• Your task: Report, from the records below, every line where the word "color" appears.

• Records supplied:

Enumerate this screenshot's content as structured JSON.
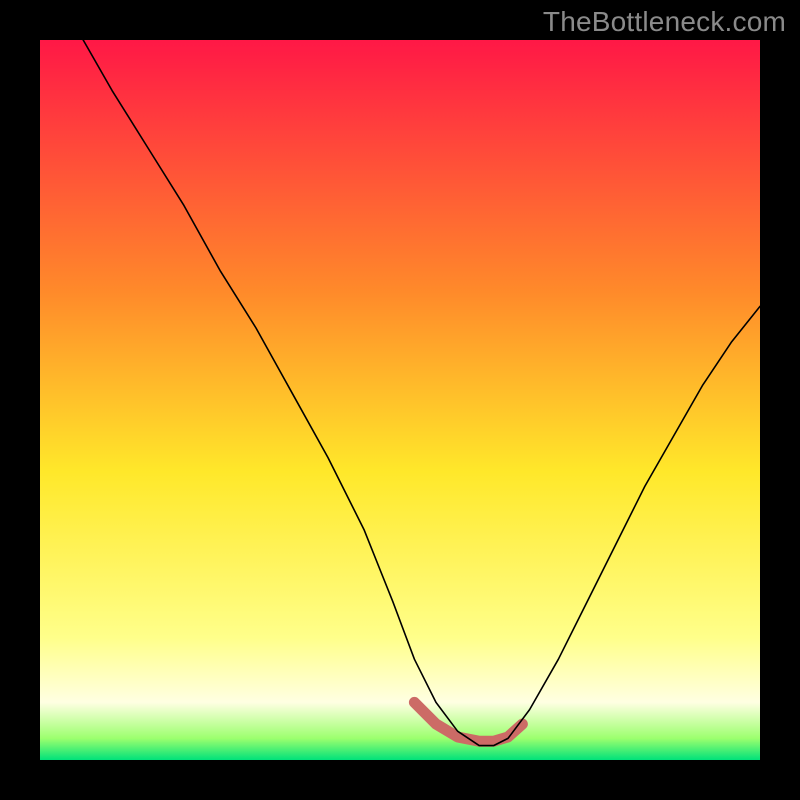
{
  "watermark": "TheBottleneck.com",
  "chart_data": {
    "type": "line",
    "title": "",
    "xlabel": "",
    "ylabel": "",
    "xlim": [
      0,
      100
    ],
    "ylim": [
      0,
      100
    ],
    "grid": false,
    "legend": false,
    "background_gradient": {
      "stops": [
        {
          "pos": 0.0,
          "color": "#ff1846"
        },
        {
          "pos": 0.35,
          "color": "#ff8a2a"
        },
        {
          "pos": 0.6,
          "color": "#ffe82a"
        },
        {
          "pos": 0.83,
          "color": "#ffff8a"
        },
        {
          "pos": 0.92,
          "color": "#ffffe2"
        },
        {
          "pos": 0.97,
          "color": "#9cff6e"
        },
        {
          "pos": 1.0,
          "color": "#00e27a"
        }
      ]
    },
    "series": [
      {
        "name": "curve",
        "stroke": "#000000",
        "stroke_width": 1.6,
        "x": [
          6,
          10,
          15,
          20,
          25,
          30,
          35,
          40,
          45,
          49,
          52,
          55,
          58,
          61,
          63,
          65,
          68,
          72,
          76,
          80,
          84,
          88,
          92,
          96,
          100
        ],
        "values": [
          100,
          93,
          85,
          77,
          68,
          60,
          51,
          42,
          32,
          22,
          14,
          8,
          4,
          2,
          2,
          3,
          7,
          14,
          22,
          30,
          38,
          45,
          52,
          58,
          63
        ]
      },
      {
        "name": "highlight-band",
        "type": "marker-band",
        "stroke": "#cc6b66",
        "stroke_width": 11,
        "x": [
          52,
          55,
          58,
          61,
          63,
          65,
          67
        ],
        "values": [
          8,
          5,
          3.2,
          2.6,
          2.6,
          3.2,
          5
        ]
      }
    ]
  }
}
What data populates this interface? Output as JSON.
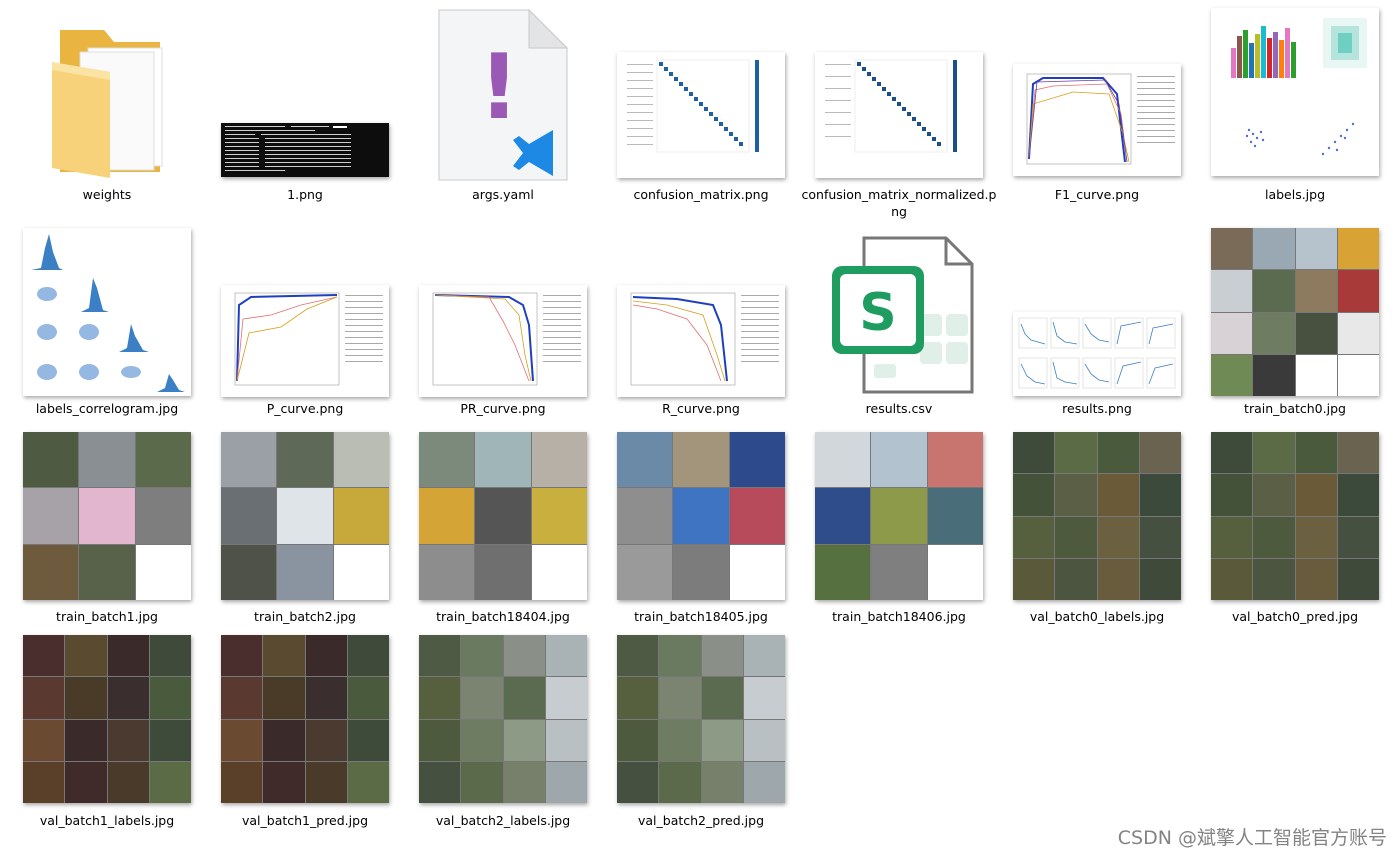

• Solution:
          "color": "#ff1846"
          "color": "#ff8a2a"
          "color": "#ffe82a"
          "color": "#ffff8a"
          "color": "#ffffe2"
          "color": "#9cff6e"
          "color": "#00e27a"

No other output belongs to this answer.